Perhaps wireless handhelds would make more sense for 'railwarriors', and 'bus-battlers'. Either way, the value for the technology-toting traveler would be clear. At least they could do something other than playing games on their mobile phone...

...and there's also the prospect of network traffic reducing vehicular traffic. ®

Copyright © 2003, IT-Analysis.com

Boost IT visibility and business value

More from The Register

next story
Canadian ISP Shaw falls over with 'routing' sickness
How sure are you of cloud computing now?
Don't call it throttling: Ericsson 'priority' tech gives users their own slice of spectrum
Actually it's a nifty trick - at least you'll pay for what you get
Three floats Jolla in Hong Kong: Says Sailfish is '3rd option'
Network throws hat into ring with Linux-powered handsets
Fifteen zero days found in hacker router comp romp
Four routers rooted in SOHOpelessly Broken challenge
New Sprint CEO says he will lower axe on staff – but prices come first
'Very disruptive' new rates to be revealed next week
PwC says US biz lagging in Internet of Things
Grass is greener in Asia, say the sensors
Ofcom sees RISE OF THE MACHINE-to-machine cell comms
Study spots 9% growth in IoT m2m mobile data connections
O2 vs Vodafone: Mobe firms grab for GCHQ, gov.uk security badge
No, the spooks love US best, say rival firms
Ancient pager tech SMS: It works, it's fab, but wow, get a load of that incoming SPAM
Networks' main issue: they don't know how it works, says expert
Trans-Pacific: Google spaffs cash on FAST undersea packet-flinging
One of 6 backers for new 60 Tbps cable to hook US to Japan
prev story

Whitepapers

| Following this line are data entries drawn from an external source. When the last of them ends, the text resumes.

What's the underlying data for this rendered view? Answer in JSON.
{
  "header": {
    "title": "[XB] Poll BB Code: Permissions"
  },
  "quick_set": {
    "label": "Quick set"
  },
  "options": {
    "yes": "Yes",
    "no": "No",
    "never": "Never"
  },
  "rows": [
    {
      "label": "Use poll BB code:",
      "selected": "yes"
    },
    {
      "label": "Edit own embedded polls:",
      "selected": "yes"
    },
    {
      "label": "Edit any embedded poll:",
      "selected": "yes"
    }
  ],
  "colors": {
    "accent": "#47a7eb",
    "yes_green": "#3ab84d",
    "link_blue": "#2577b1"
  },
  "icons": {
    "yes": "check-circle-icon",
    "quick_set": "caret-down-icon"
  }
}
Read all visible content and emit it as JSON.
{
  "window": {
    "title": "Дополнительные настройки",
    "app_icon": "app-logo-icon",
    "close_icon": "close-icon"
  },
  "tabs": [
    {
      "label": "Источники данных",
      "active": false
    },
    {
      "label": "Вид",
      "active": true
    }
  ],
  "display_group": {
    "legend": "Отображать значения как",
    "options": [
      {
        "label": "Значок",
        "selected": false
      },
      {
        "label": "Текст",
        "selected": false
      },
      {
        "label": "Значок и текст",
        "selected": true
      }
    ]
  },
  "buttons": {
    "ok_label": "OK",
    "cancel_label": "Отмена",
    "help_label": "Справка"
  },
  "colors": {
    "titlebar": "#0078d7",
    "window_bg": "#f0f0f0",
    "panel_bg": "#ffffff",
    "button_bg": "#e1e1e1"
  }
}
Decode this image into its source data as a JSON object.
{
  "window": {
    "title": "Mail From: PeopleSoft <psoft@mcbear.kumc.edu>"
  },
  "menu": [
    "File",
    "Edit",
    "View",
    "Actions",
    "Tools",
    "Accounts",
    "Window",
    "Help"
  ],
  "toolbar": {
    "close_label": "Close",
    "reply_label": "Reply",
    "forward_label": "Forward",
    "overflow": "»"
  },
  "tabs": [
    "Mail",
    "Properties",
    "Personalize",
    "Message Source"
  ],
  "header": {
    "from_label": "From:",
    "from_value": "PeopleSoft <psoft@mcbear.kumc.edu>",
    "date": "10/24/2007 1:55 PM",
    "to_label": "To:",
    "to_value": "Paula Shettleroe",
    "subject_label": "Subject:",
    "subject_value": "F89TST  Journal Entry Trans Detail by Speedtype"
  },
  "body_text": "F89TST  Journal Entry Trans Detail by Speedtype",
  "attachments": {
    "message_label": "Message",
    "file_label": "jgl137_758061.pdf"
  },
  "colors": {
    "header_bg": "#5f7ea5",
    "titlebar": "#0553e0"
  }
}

Endpoint data privacy in the cloud is easier than you think
Innovations in encryption and storage resolve issues of data privacy and key requirements for companies to look for in a solution.
Implementing global e-invoicing with guaranteed legal certainty
Explaining the role local tax compliance plays in successful supply chain management and e-business and how leading global brands are addressing this.
Top 8 considerations to enable and simplify mobility
In this whitepaper learn how to successfully add mobile capabilities simply and cost effectively.
Solving today's distributed Big Data backup challenges
Enable IT efficiency and allow a firm to access and reuse corporate information for competitive advantage, ultimately changing business outcomes.
Reg Reader Research: SaaS based Email and Office Productivity Tools
Read this Reg reader report which provides advice and guidance for SMBs towards the use of SaaS based email and Office productivity tools.